═══ Records for processing
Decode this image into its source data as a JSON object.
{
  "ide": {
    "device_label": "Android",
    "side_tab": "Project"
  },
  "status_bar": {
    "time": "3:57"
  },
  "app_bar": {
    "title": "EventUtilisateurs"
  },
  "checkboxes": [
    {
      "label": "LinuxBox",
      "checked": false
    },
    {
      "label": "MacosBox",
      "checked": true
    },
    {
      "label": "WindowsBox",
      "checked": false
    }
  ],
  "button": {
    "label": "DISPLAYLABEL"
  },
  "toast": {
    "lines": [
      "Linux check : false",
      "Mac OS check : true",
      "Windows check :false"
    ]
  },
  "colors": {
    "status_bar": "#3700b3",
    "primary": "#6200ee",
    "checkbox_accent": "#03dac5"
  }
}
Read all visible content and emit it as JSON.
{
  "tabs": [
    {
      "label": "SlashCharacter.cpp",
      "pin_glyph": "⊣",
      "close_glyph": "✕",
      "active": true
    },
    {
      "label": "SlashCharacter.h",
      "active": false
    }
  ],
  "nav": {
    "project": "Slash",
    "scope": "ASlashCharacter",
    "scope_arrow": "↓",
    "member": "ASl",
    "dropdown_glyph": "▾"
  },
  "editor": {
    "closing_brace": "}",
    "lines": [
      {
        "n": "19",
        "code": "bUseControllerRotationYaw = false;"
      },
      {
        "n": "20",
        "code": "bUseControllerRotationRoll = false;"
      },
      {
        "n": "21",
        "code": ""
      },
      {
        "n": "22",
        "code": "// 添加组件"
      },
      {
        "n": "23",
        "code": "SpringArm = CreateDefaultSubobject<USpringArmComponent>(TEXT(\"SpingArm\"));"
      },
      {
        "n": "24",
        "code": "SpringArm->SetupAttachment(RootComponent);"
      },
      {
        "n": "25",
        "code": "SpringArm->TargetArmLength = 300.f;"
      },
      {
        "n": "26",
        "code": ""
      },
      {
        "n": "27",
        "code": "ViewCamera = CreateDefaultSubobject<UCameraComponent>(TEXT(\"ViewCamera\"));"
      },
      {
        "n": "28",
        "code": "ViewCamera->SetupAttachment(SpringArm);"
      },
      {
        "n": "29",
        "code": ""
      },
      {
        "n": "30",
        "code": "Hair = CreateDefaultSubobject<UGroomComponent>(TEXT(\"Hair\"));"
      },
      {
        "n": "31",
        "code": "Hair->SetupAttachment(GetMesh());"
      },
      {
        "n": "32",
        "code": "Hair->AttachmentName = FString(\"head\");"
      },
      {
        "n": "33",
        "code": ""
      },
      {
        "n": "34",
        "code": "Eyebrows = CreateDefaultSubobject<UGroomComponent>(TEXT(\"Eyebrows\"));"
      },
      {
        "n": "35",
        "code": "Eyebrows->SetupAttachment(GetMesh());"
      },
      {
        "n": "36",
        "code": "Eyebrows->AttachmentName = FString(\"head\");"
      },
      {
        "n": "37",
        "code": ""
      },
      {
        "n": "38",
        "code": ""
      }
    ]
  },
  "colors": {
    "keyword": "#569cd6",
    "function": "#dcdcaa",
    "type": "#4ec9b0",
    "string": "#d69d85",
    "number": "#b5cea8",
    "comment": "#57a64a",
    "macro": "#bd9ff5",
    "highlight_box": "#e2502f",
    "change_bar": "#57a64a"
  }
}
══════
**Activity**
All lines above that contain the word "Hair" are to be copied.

**Result of this exercise**
        "code": "Hair = CreateDefaultSubobject<UGroomComponent>(TEXT(\"Hair\"));"
        "code": "Hair->SetupAttachment(GetMesh());"
        "code": "Hair->AttachmentName = FString(\"head\");"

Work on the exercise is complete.